    RStarPhoto FujiXspot Regular

    36
    Dec 4, 2013
    Sony's got the better sensor. Plus it's more that $5000 cheaper. Not everyone cares about the red dot, and their lenses pretty much are the best of the best.
     
  19. RStarPhoto

    RStarPhoto FujiXspot Regular

    36
    Dec 4, 2013
    And for as much as I'd love fuji to keep churning out awesome aps-c products, FF is the next logical step. It sucks that means a new lens lineup, but a fuji FF with Leica and Voigt lenses??? Sign me up...
     
  20. flysurfer

    flysurfer X-Pert

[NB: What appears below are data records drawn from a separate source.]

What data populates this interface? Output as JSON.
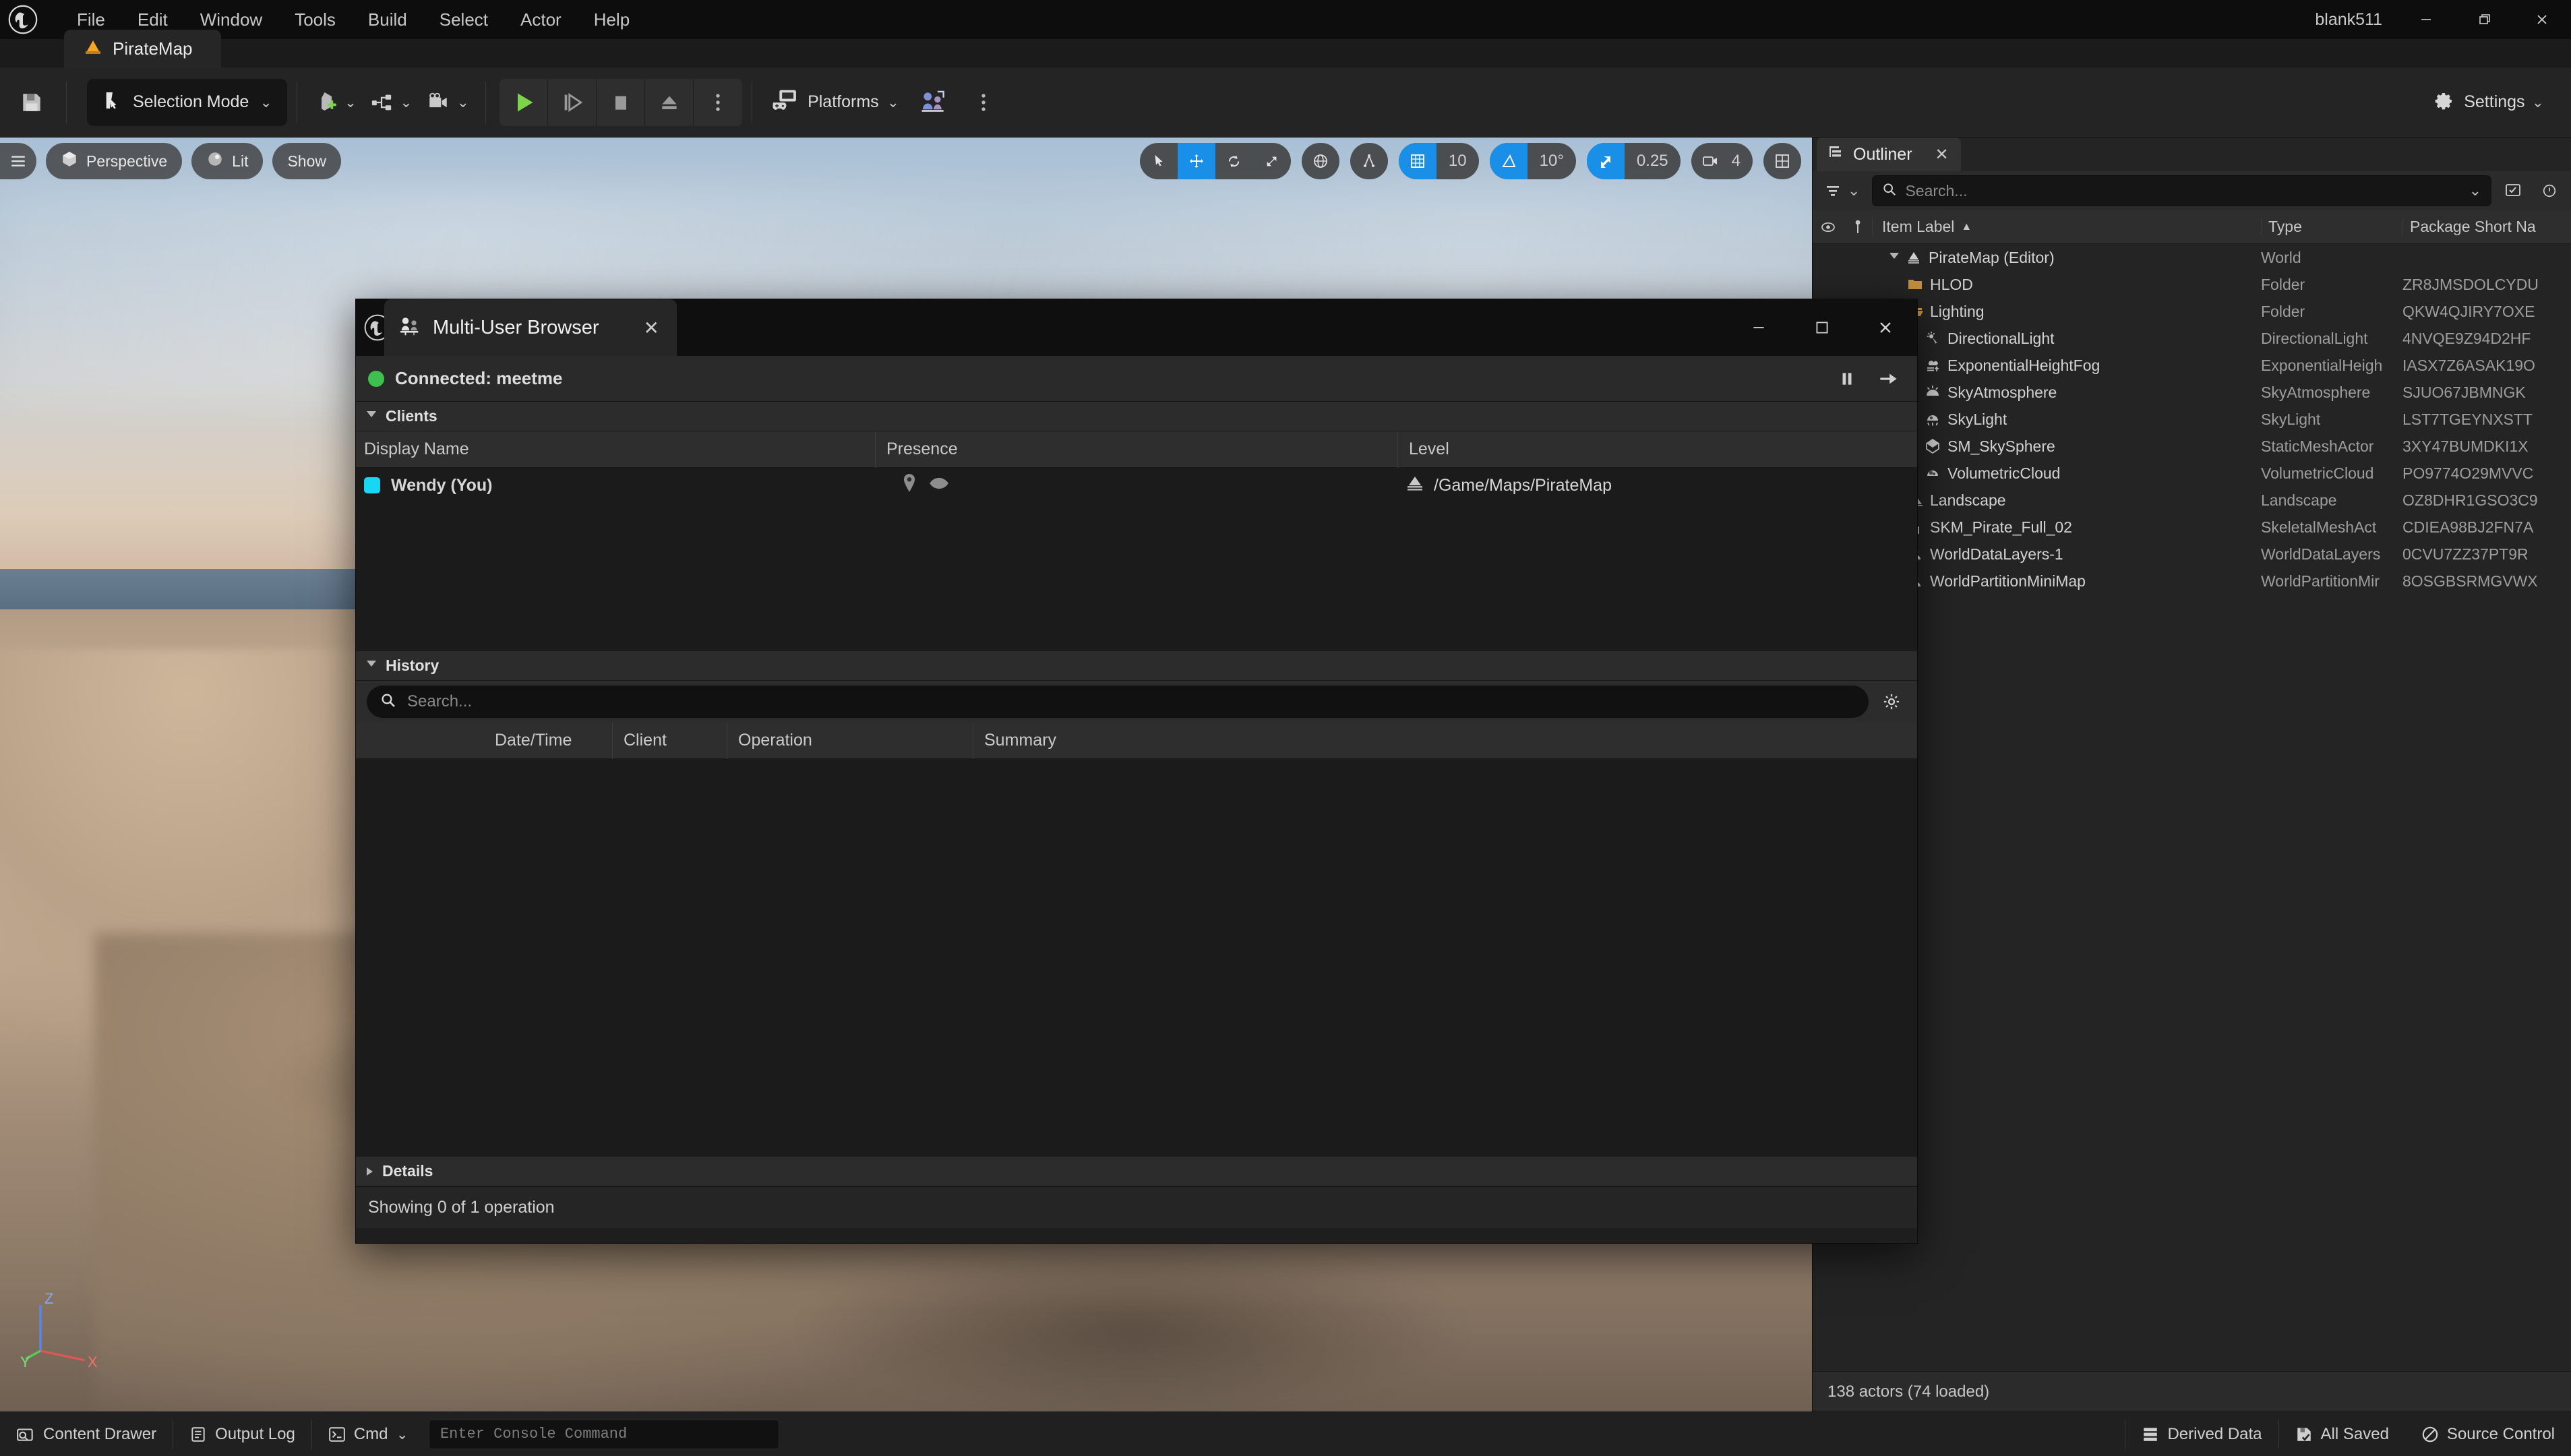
{
  "window": {
    "title": "blank511",
    "controls": {
      "minimize": "minimize-icon",
      "maximize": "maximize-icon",
      "close": "close-icon"
    }
  },
  "menubar": {
    "logo": "unreal-engine-logo",
    "items": [
      {
        "label": "File"
      },
      {
        "label": "Edit"
      },
      {
        "label": "Window"
      },
      {
        "label": "Tools"
      },
      {
        "label": "Build"
      },
      {
        "label": "Select"
      },
      {
        "label": "Actor"
      },
      {
        "label": "Help"
      }
    ]
  },
  "level_tab": {
    "label": "PirateMap",
    "icon": "level-icon"
  },
  "toolbar": {
    "save_icon": "save-icon",
    "mode": {
      "label": "Selection Mode",
      "icon": "selection-mode-icon",
      "chevron": "chevron-down-icon"
    },
    "add_actor": {
      "icon": "add-actor-icon",
      "chevron": "chevron-down-icon"
    },
    "blueprints": {
      "icon": "blueprints-icon",
      "chevron": "chevron-down-icon"
    },
    "cinematics": {
      "icon": "cinematics-icon",
      "chevron": "chevron-down-icon"
    },
    "play": {
      "icon": "play-icon"
    },
    "skip": {
      "icon": "skip-icon"
    },
    "stop": {
      "icon": "stop-icon"
    },
    "eject": {
      "icon": "eject-icon"
    },
    "play_options": {
      "icon": "kebab-icon"
    },
    "platforms": {
      "label": "Platforms",
      "icon": "platforms-icon",
      "chevron": "chevron-down-icon"
    },
    "multi_user": {
      "icon": "multi-user-icon"
    },
    "multi_user_options": {
      "icon": "kebab-icon"
    },
    "settings": {
      "label": "Settings",
      "icon": "gear-icon",
      "chevron": "chevron-down-icon"
    }
  },
  "viewport": {
    "menu_icon": "hamburger-icon",
    "view_mode": {
      "label": "Perspective",
      "icon": "cube-icon"
    },
    "lighting": {
      "label": "Lit",
      "icon": "sphere-icon"
    },
    "show": {
      "label": "Show"
    },
    "transform_tools": [
      {
        "name": "select-tool",
        "icon": "cursor-icon",
        "active": false
      },
      {
        "name": "translate-tool",
        "icon": "move-icon",
        "active": true
      },
      {
        "name": "rotate-tool",
        "icon": "rotate-icon",
        "active": false
      },
      {
        "name": "scale-tool",
        "icon": "scale-icon",
        "active": false
      }
    ],
    "coordinate_system": {
      "icon": "globe-icon"
    },
    "surface_snap": {
      "icon": "surface-snap-icon"
    },
    "grid_snap": {
      "icon": "grid-icon",
      "value": "10",
      "active": true
    },
    "angle_snap": {
      "icon": "angle-icon",
      "value": "10°",
      "active": true
    },
    "scale_snap": {
      "icon": "scale-snap-icon",
      "value": "0.25",
      "active": true
    },
    "camera_speed": {
      "icon": "camera-icon",
      "value": "4"
    },
    "viewport_layout": {
      "icon": "layout-grid-icon"
    },
    "axis_gizmo": {
      "x": "X",
      "y": "Y",
      "z": "Z"
    }
  },
  "outliner": {
    "tab": {
      "label": "Outliner",
      "icon": "outliner-icon",
      "close": "close-icon"
    },
    "filter_icon": "filter-icon",
    "filter_chevron": "chevron-down-icon",
    "search": {
      "placeholder": "Search...",
      "icon": "search-icon"
    },
    "settings_icon": "settings-icon",
    "options_icon": "options-icon",
    "columns": [
      {
        "label": "",
        "name": "visibility"
      },
      {
        "label": "",
        "name": "pin"
      },
      {
        "label": "Item Label",
        "sort": "▲"
      },
      {
        "label": "Type"
      },
      {
        "label": "Package Short Na"
      }
    ],
    "rows": [
      {
        "label": "PirateMap (Editor)",
        "type": "World",
        "package": "",
        "icon": "world-icon",
        "indent": 1,
        "expander": "down"
      },
      {
        "label": "HLOD",
        "type": "Folder",
        "package": "ZR8JMSDOLCYDU",
        "icon": "folder-closed-icon",
        "indent": 2
      },
      {
        "label": "Lighting",
        "type": "Folder",
        "package": "QKW4QJIRY7OXE",
        "icon": "folder-open-icon",
        "indent": 2
      },
      {
        "label": "DirectionalLight",
        "type": "DirectionalLight",
        "package": "4NVQE9Z94D2HF",
        "icon": "directional-light-icon",
        "indent": 3
      },
      {
        "label": "ExponentialHeightFog",
        "type": "ExponentialHeigh",
        "package": "IASX7Z6ASAK19O",
        "icon": "fog-icon",
        "indent": 3
      },
      {
        "label": "SkyAtmosphere",
        "type": "SkyAtmosphere",
        "package": "SJUO67JBMNGK",
        "icon": "sky-atmosphere-icon",
        "indent": 3
      },
      {
        "label": "SkyLight",
        "type": "SkyLight",
        "package": "LST7TGEYNXSTT",
        "icon": "sky-light-icon",
        "indent": 3
      },
      {
        "label": "SM_SkySphere",
        "type": "StaticMeshActor",
        "package": "3XY47BUMDKI1X",
        "icon": "static-mesh-icon",
        "indent": 3
      },
      {
        "label": "VolumetricCloud",
        "type": "VolumetricCloud",
        "package": "PO9774O29MVVC",
        "icon": "volumetric-cloud-icon",
        "indent": 3
      },
      {
        "label": "Landscape",
        "type": "Landscape",
        "package": "OZ8DHR1GSO3C9",
        "icon": "landscape-icon",
        "indent": 2
      },
      {
        "label": "SKM_Pirate_Full_02",
        "type": "SkeletalMeshAct",
        "package": "CDIEA98BJ2FN7A",
        "icon": "skeletal-mesh-icon",
        "indent": 2
      },
      {
        "label": "WorldDataLayers-1",
        "type": "WorldDataLayers",
        "package": "0CVU7ZZ37PT9R",
        "icon": "actor-icon",
        "indent": 2
      },
      {
        "label": "WorldPartitionMiniMap",
        "type": "WorldPartitionMir",
        "package": "8OSGBSRMGVWX",
        "icon": "actor-icon",
        "indent": 2
      }
    ],
    "footer": "138 actors (74 loaded)"
  },
  "multi_user_browser": {
    "tab": {
      "label": "Multi-User Browser",
      "icon": "multi-user-icon",
      "close": "close-icon"
    },
    "logo": "unreal-engine-logo",
    "window_controls": {
      "minimize": "minimize-icon",
      "maximize": "maximize-icon",
      "close": "close-icon"
    },
    "status": {
      "text": "Connected: meetme",
      "indicator_color": "#3fbf4e"
    },
    "status_actions": [
      {
        "name": "pause-session-button",
        "icon": "pause-icon"
      },
      {
        "name": "leave-session-button",
        "icon": "leave-icon"
      }
    ],
    "clients_section": {
      "label": "Clients",
      "expander": "down",
      "columns": [
        "Display Name",
        "Presence",
        "Level"
      ],
      "rows": [
        {
          "display_name": "Wendy (You)",
          "swatch_color": "#18d7f5",
          "presence_icons": [
            "location-pin-icon",
            "eye-icon"
          ],
          "level": "/Game/Maps/PirateMap",
          "level_icon": "level-icon"
        }
      ]
    },
    "history_section": {
      "label": "History",
      "expander": "down",
      "search": {
        "placeholder": "Search...",
        "icon": "search-icon"
      },
      "settings_icon": "gear-icon",
      "columns": [
        "Date/Time",
        "Client",
        "Operation",
        "Summary"
      ],
      "rows": []
    },
    "details_section": {
      "label": "Details",
      "expander": "right"
    },
    "footer": "Showing 0 of 1 operation"
  },
  "statusbar": {
    "left_items": [
      {
        "label": "Content Drawer",
        "icon": "content-drawer-icon"
      },
      {
        "label": "Output Log",
        "icon": "output-log-icon"
      },
      {
        "label": "Cmd",
        "icon": "cmd-icon",
        "chevron": "chevron-down-icon"
      }
    ],
    "console": {
      "placeholder": "Enter Console Command"
    },
    "right_items": [
      {
        "label": "Derived Data",
        "icon": "derived-data-icon"
      },
      {
        "label": "All Saved",
        "icon": "all-saved-icon"
      },
      {
        "label": "Source Control",
        "icon": "source-control-icon"
      }
    ]
  }
}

    Feb 1, 2013
    Nuremberg
    Rico Pfirstinger
    Too bad the sensor and flange-back aren't very suitable for many third-party lens designs, like biogon and other symmetrical designs. Basically, this will also be Fuji's main obstacle if they want to go full-frame with the X-Mount. X-Mount has an even shorter flange-back than NEX, so adapting the sensor to work with all existing lenses (in crop mode), with new native lenses and with a broad selection of adapted lenses (especially M glass), is a challenge.